Below is a list of the mathematical topics and the children’s books which are covered in McKinney and Hinton’s book. These book titles have detailed notes or lesson ideas in the “Using Mathematics Literature” sections of each Chapter. This list will help a school librarian decide if purchasing the book will help them make more use of their existing collection. McKinney and Hinton’s book typically contains a page describing several activities for each of these titles.

Numbers and Operations

  • A Creepy Countdown
  • Fish Eyes: A Book You Can Count On
  • One Less Fish
  • The M&M’s Count to One Hundred Book
  • Dreaming: A Countdown to Sleep

Addition and Subtraction

  • How the Second Grade Got $8,205.50 to Visit the Statue of Liberty
  • The Grapes of Math
  • How Many Feet in the Bed?
  • The Hershey’s Kisses Subtraction Book
  • Subtraction Action

Multiplication and Division

  • One Hundred Hungry Ants
  • Amanda Bean’s Amazing Dream
  • A Remainder of One
  • 2×2 = Boo
  • Spaghetti and Meatballs for All!


  • The Wishing Club
  • Full House: An Invitation to Fractions
  • Piece = Part = Portion
  • The Doorbell Rang
  • Centipede’s 100 Shoes


  • The King’s Chessboard
  • The Number Devil: A Mathematical Adventure
  • The Adventures of Penrose the Mathematical Cat
  • Math Curse
  • Fractals, Googles and Other Mathematical Tales


  • Sir Cumference and the First Round Table
  • Grandfather Tang’s Story
  • The Greedy Triangle
  • Draw Me a Star
  • Mummy Math: An Adventure in Geometry


  • Twelve Snails to One Lizard: A Tale of Mischief and Measurement
  • How Tall, How Short, How Faraway
  • Clocks and More Clocks
  • Millions to Measure
  • Alexander, Who Used to Be Rich Last Sunday

Data Analysis and Probability

  • Cloudy With a Chance of Meatballs
  • Tricking the Tallyman
  • If the World Were a Village
  • Lemonade for Sale
  • Do You Wanna Bet?

“Any Literary Selection Can Be a Mathematics Selection”
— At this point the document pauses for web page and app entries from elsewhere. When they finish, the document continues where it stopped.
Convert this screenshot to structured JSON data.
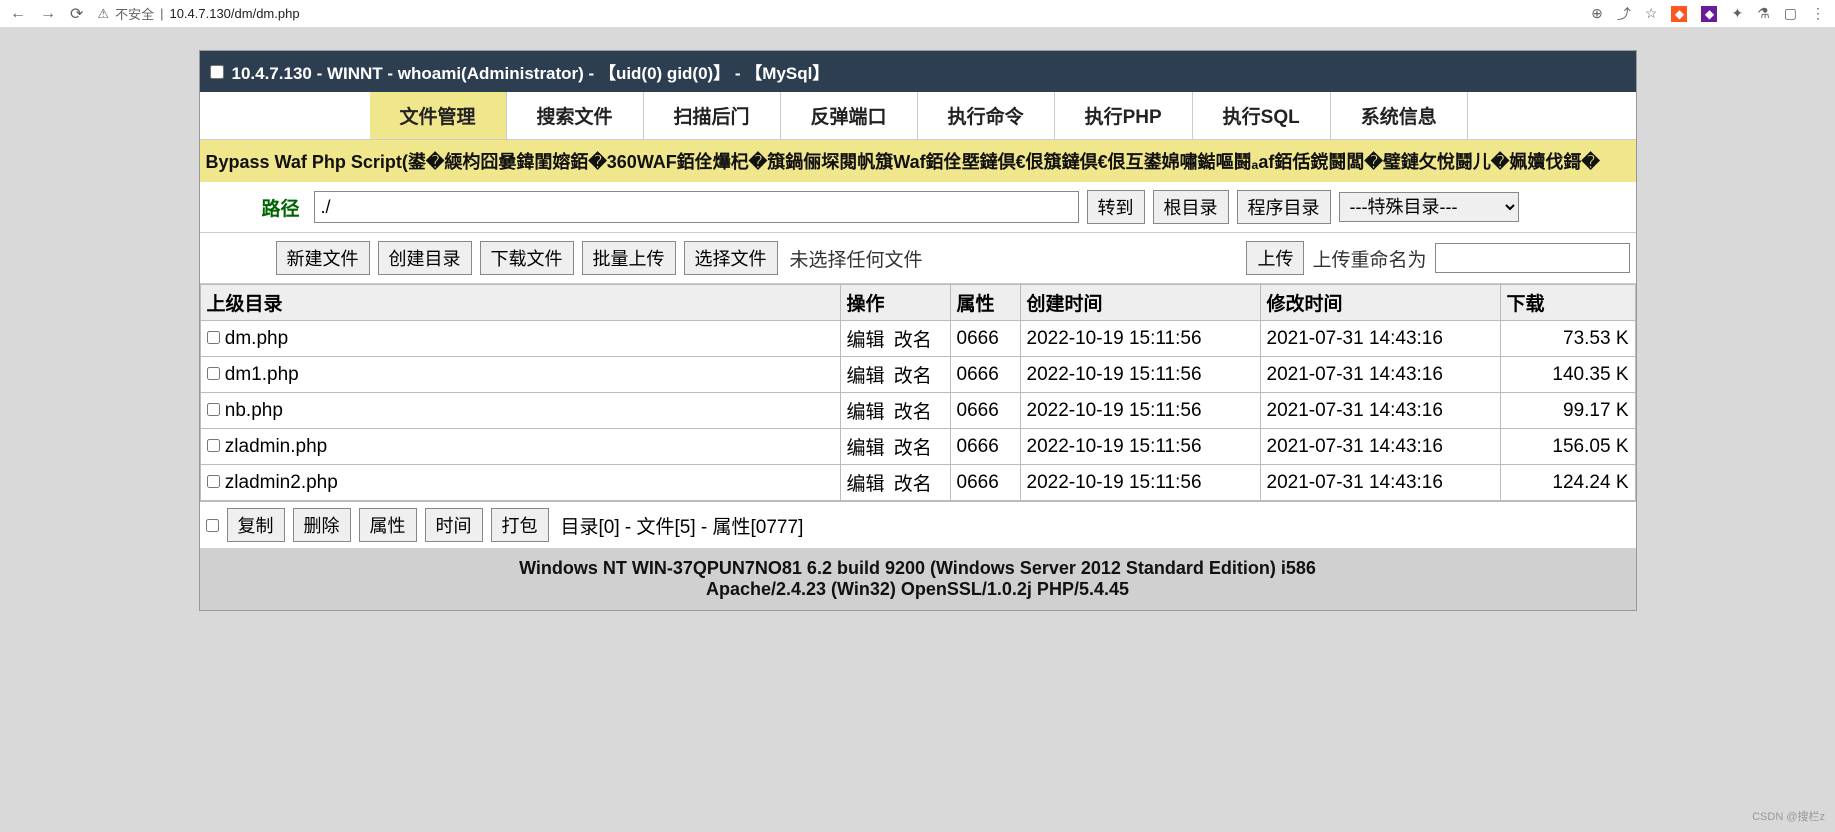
{
  "browser": {
    "insecure_label": "不安全",
    "url": "10.4.7.130/dm/dm.php"
  },
  "title_bar": "10.4.7.130 - WINNT - whoami(Administrator) - 【uid(0) gid(0)】 - 【MySql】",
  "tabs": [
    {
      "label": "文件管理",
      "active": true
    },
    {
      "label": "搜索文件",
      "active": false
    },
    {
      "label": "扫描后门",
      "active": false
    },
    {
      "label": "反弹端口",
      "active": false
    },
    {
      "label": "执行命令",
      "active": false
    },
    {
      "label": "执行PHP",
      "active": false
    },
    {
      "label": "执行SQL",
      "active": false
    },
    {
      "label": "系统信息",
      "active": false
    }
  ],
  "bypass_text": "Bypass Waf Php Script(鍙�緛枃囧嘦鍏閨嫆銆�360WAF銆佺爗杞�簱鍋俪堔閱帆簱Waf銆佺塈鐽倶€佷簱鐽倶€佷互鍙婂嘯鐑嘔鬪ₐaf銆佸鎲鬪闆�璧鏈攵悅鬪儿�姵嬻伐鎶�",
  "path": {
    "label": "路径",
    "value": "./",
    "goto_btn": "转到",
    "root_btn": "根目录",
    "prog_btn": "程序目录",
    "special_select": "---特殊目录---"
  },
  "actions": {
    "new_file": "新建文件",
    "create_dir": "创建目录",
    "download": "下载文件",
    "batch_upload": "批量上传",
    "choose_file": "选择文件",
    "no_file": "未选择任何文件",
    "upload": "上传",
    "upload_rename_label": "上传重命名为"
  },
  "table": {
    "headers": {
      "parent": "上级目录",
      "ops": "操作",
      "attr": "属性",
      "ctime": "创建时间",
      "mtime": "修改时间",
      "download": "下载"
    },
    "op_edit": "编辑",
    "op_rename": "改名",
    "rows": [
      {
        "name": "dm.php",
        "attr": "0666",
        "ctime": "2022-10-19 15:11:56",
        "mtime": "2021-07-31 14:43:16",
        "size": "73.53 K"
      },
      {
        "name": "dm1.php",
        "attr": "0666",
        "ctime": "2022-10-19 15:11:56",
        "mtime": "2021-07-31 14:43:16",
        "size": "140.35 K"
      },
      {
        "name": "nb.php",
        "attr": "0666",
        "ctime": "2022-10-19 15:11:56",
        "mtime": "2021-07-31 14:43:16",
        "size": "99.17 K"
      },
      {
        "name": "zladmin.php",
        "attr": "0666",
        "ctime": "2022-10-19 15:11:56",
        "mtime": "2021-07-31 14:43:16",
        "size": "156.05 K"
      },
      {
        "name": "zladmin2.php",
        "attr": "0666",
        "ctime": "2022-10-19 15:11:56",
        "mtime": "2021-07-31 14:43:16",
        "size": "124.24 K"
      }
    ]
  },
  "footer": {
    "copy": "复制",
    "delete": "删除",
    "attr": "属性",
    "time": "时间",
    "pack": "打包",
    "summary": "目录[0] - 文件[5] - 属性[0777]"
  },
  "sysinfo": {
    "line1": "Windows NT WIN-37QPUN7NO81 6.2 build 9200 (Windows Server 2012 Standard Edition) i586",
    "line2": "Apache/2.4.23 (Win32) OpenSSL/1.0.2j PHP/5.4.45"
  },
  "watermark": "CSDN @搜栏z"
}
  • A Perfect Snowman
  • Beetle McGrady Eats Bugs
  • Olivia … and the Missing Toy
  • Swamp Angel
  • Chicken Soup

Check Out the Math: One Elementary School’s Library-Based Math Program

Lambert, Nancy Jo. 2013. “Check Out the Math: One Elementary School’s Library-Based Math Program.” School Library Journal. September 12.
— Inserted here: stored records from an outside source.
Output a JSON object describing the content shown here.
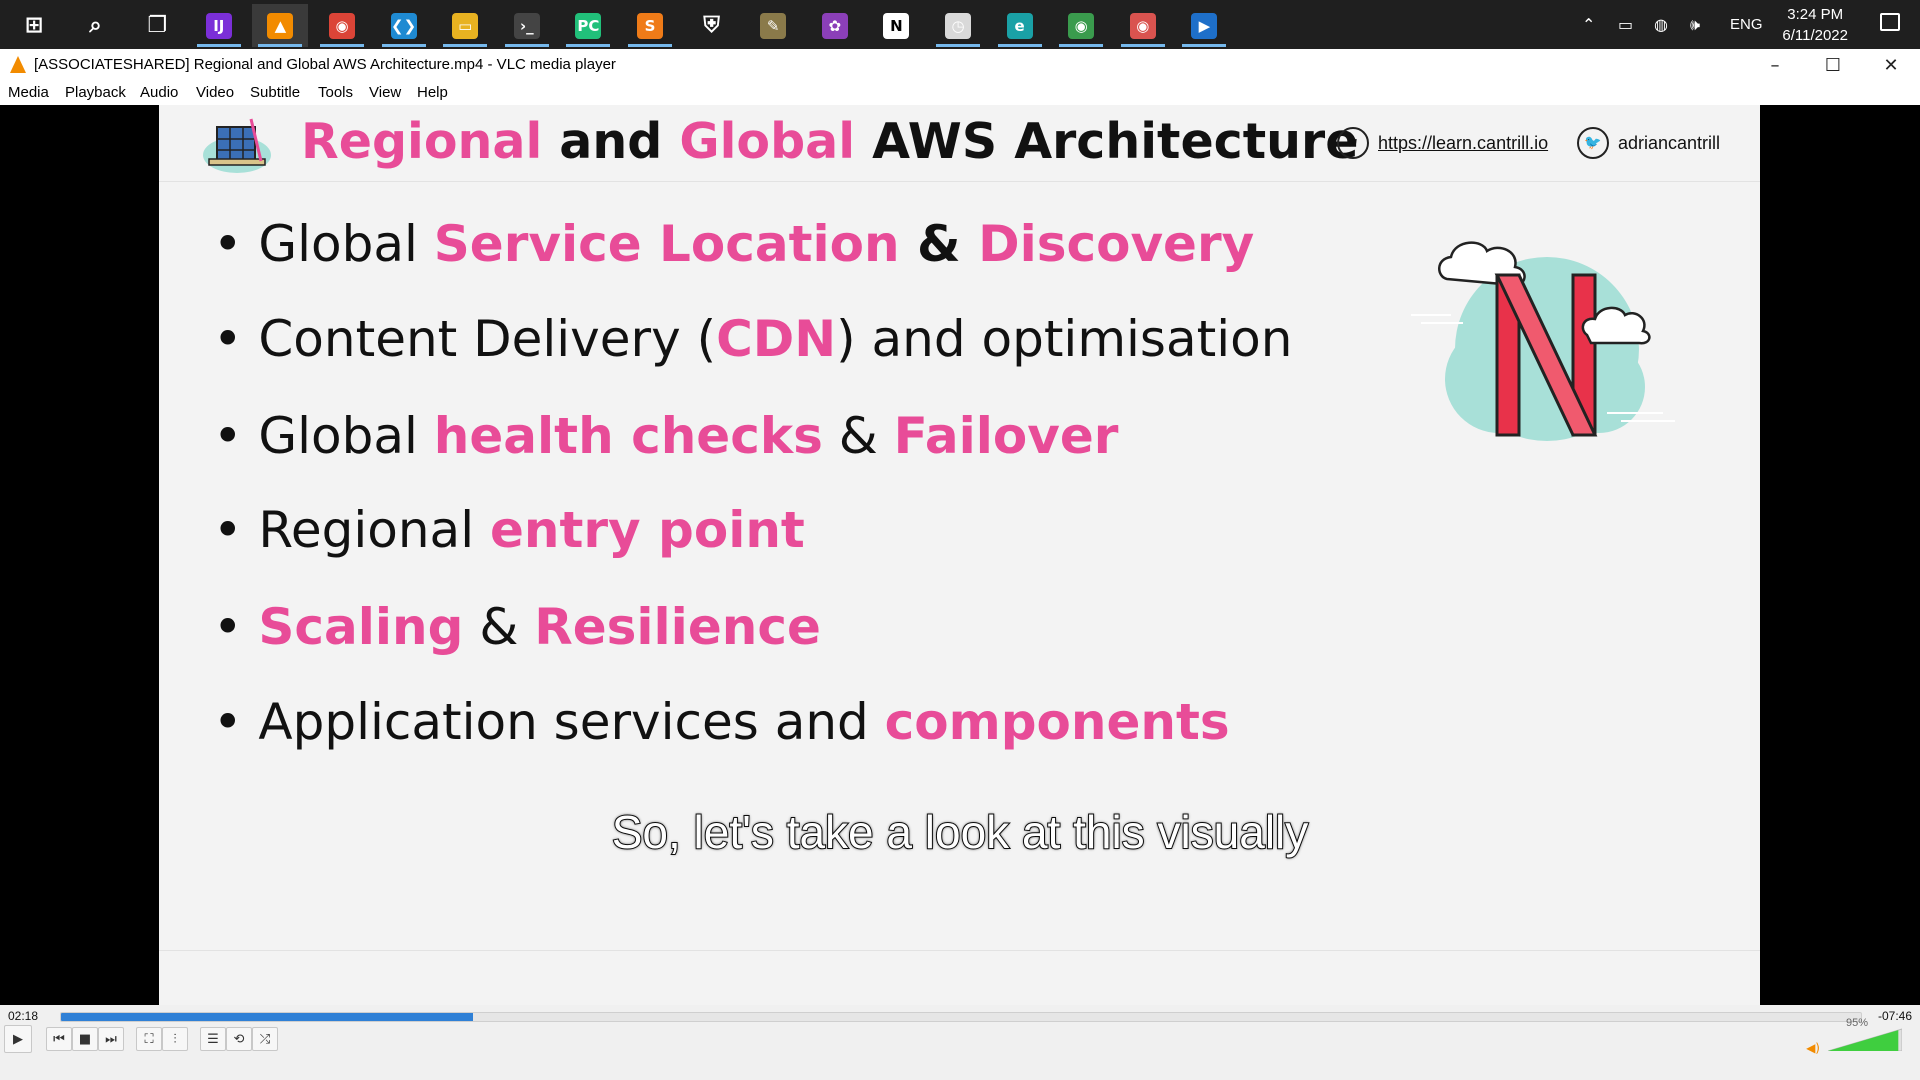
{
  "taskbar": {
    "apps": [
      {
        "name": "start-icon",
        "glyph": "⊞",
        "color": "#1f1f1f",
        "running": false,
        "active": false
      },
      {
        "name": "search-icon",
        "glyph": "⌕",
        "color": "#1f1f1f",
        "running": false,
        "active": false
      },
      {
        "name": "task-view-icon",
        "glyph": "❐",
        "color": "#1f1f1f",
        "running": false,
        "active": false
      },
      {
        "name": "intellij-icon",
        "glyph": "IJ",
        "color": "#7b2fd8",
        "running": true,
        "active": false
      },
      {
        "name": "vlc-icon",
        "glyph": "▲",
        "color": "#f28b00",
        "running": true,
        "active": true
      },
      {
        "name": "chrome-icon",
        "glyph": "◉",
        "color": "#db4437",
        "running": true,
        "active": false
      },
      {
        "name": "vscode-icon",
        "glyph": "❮❯",
        "color": "#1f8ad2",
        "running": true,
        "active": false
      },
      {
        "name": "file-explorer-icon",
        "glyph": "▭",
        "color": "#e8b221",
        "running": true,
        "active": false
      },
      {
        "name": "terminal-icon",
        "glyph": "›_",
        "color": "#444444",
        "running": true,
        "active": false
      },
      {
        "name": "pycharm-icon",
        "glyph": "PC",
        "color": "#21c07a",
        "running": true,
        "active": false
      },
      {
        "name": "sublime-icon",
        "glyph": "S",
        "color": "#ef7b18",
        "running": true,
        "active": false
      },
      {
        "name": "security-shield-icon",
        "glyph": "⛨",
        "color": "#1f1f1f",
        "running": false,
        "active": false
      },
      {
        "name": "notebook-app-icon",
        "glyph": "✎",
        "color": "#8a7a4a",
        "running": false,
        "active": false
      },
      {
        "name": "photos-app-icon",
        "glyph": "✿",
        "color": "#8b3fb8",
        "running": false,
        "active": false
      },
      {
        "name": "notion-icon",
        "glyph": "N",
        "color": "#ffffff",
        "running": false,
        "active": false
      },
      {
        "name": "clock-app-icon",
        "glyph": "◷",
        "color": "#d9d9d9",
        "running": true,
        "active": false
      },
      {
        "name": "edge-icon",
        "glyph": "e",
        "color": "#1aa1a6",
        "running": true,
        "active": false
      },
      {
        "name": "chrome-profile-icon",
        "glyph": "◉",
        "color": "#3a9b4d",
        "running": true,
        "active": false
      },
      {
        "name": "chrome-alt-icon",
        "glyph": "◉",
        "color": "#d9534f",
        "running": true,
        "active": false
      },
      {
        "name": "media-player-icon",
        "glyph": "▶",
        "color": "#1e6fc9",
        "running": true,
        "active": false
      }
    ],
    "tray": {
      "language": "ENG",
      "time": "3:24 PM",
      "date": "6/11/2022"
    }
  },
  "window": {
    "title": "[ASSOCIATESHARED] Regional and Global AWS Architecture.mp4 - VLC media player"
  },
  "menu": [
    "Media",
    "Playback",
    "Audio",
    "Video",
    "Subtitle",
    "Tools",
    "View",
    "Help"
  ],
  "slide": {
    "title_parts": [
      {
        "text": "Regional",
        "accent": true
      },
      {
        "text": " and ",
        "accent": false
      },
      {
        "text": "Global",
        "accent": true
      },
      {
        "text": " AWS Architecture",
        "accent": false
      }
    ],
    "website": "https://learn.cantrill.io",
    "twitter": "adriancantrill",
    "bullets": [
      [
        {
          "t": "Global ",
          "s": "n"
        },
        {
          "t": "Service Location",
          "s": "p"
        },
        {
          "t": " & ",
          "s": "d"
        },
        {
          "t": "Discovery",
          "s": "p"
        }
      ],
      [
        {
          "t": "Content Delivery (",
          "s": "n"
        },
        {
          "t": "CDN",
          "s": "p"
        },
        {
          "t": ") and optimisation",
          "s": "n"
        }
      ],
      [
        {
          "t": "Global ",
          "s": "n"
        },
        {
          "t": "health checks",
          "s": "p"
        },
        {
          "t": " & ",
          "s": "n"
        },
        {
          "t": "Failover",
          "s": "p"
        }
      ],
      [
        {
          "t": "Regional ",
          "s": "n"
        },
        {
          "t": "entry point",
          "s": "p"
        }
      ],
      [
        {
          "t": "Scaling",
          "s": "p"
        },
        {
          "t": " & ",
          "s": "n"
        },
        {
          "t": "Resilience",
          "s": "p"
        }
      ],
      [
        {
          "t": "Application services and ",
          "s": "n"
        },
        {
          "t": "components",
          "s": "p"
        }
      ]
    ],
    "accent_color": "#e84c98"
  },
  "subtitle": "So, let's take a look at this visually",
  "player": {
    "elapsed": "02:18",
    "remaining": "-07:46",
    "progress": 0.229,
    "volume_label": "95%",
    "volume": 0.95
  }
}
A school librarian created a new statistics word problem each month, posted it in the library, and invited students to participate. The word problems were all based on real library statistics: how many books were overdue, number of bookshelves needed. In many elementary schools, all classes visit the library every week or every other week. This is a great way to show students how math is connected with everyday life, participate and discuss problem-solving together.

Lesson Overview

Students are invited to participate in an optional activity in the library, where they respond to a statistics question that changes each month. The questions address solving real questions or problems in the school’s library. Students must write out their problem-solving technique. Students with the correct answer may receive a library-related benefit, like an extra check out.

Lesson Goals:

  • Students can apply different strategies to solve statistics word problems.

Lesson Plan Materials

  • Create statistics word problems using your library’s real statistics and problems, and consult with your teachers to have them provide you with feedback about the questions and possible solutions.

Common Core State Standards this Lesson Supports

  • CCSS.Math.Practice.MP1 Make sense of problems and persevere in solving them.
  • CCSS.Math.Practice.MP2 Reason abstractly and quantitatively.

AASL Standards for the 21st Century Learner

  • AASL 2.1.3 Use strategies to draw conclusions from information and apply knowledge to curricular areas, real-world situations, and further investigations.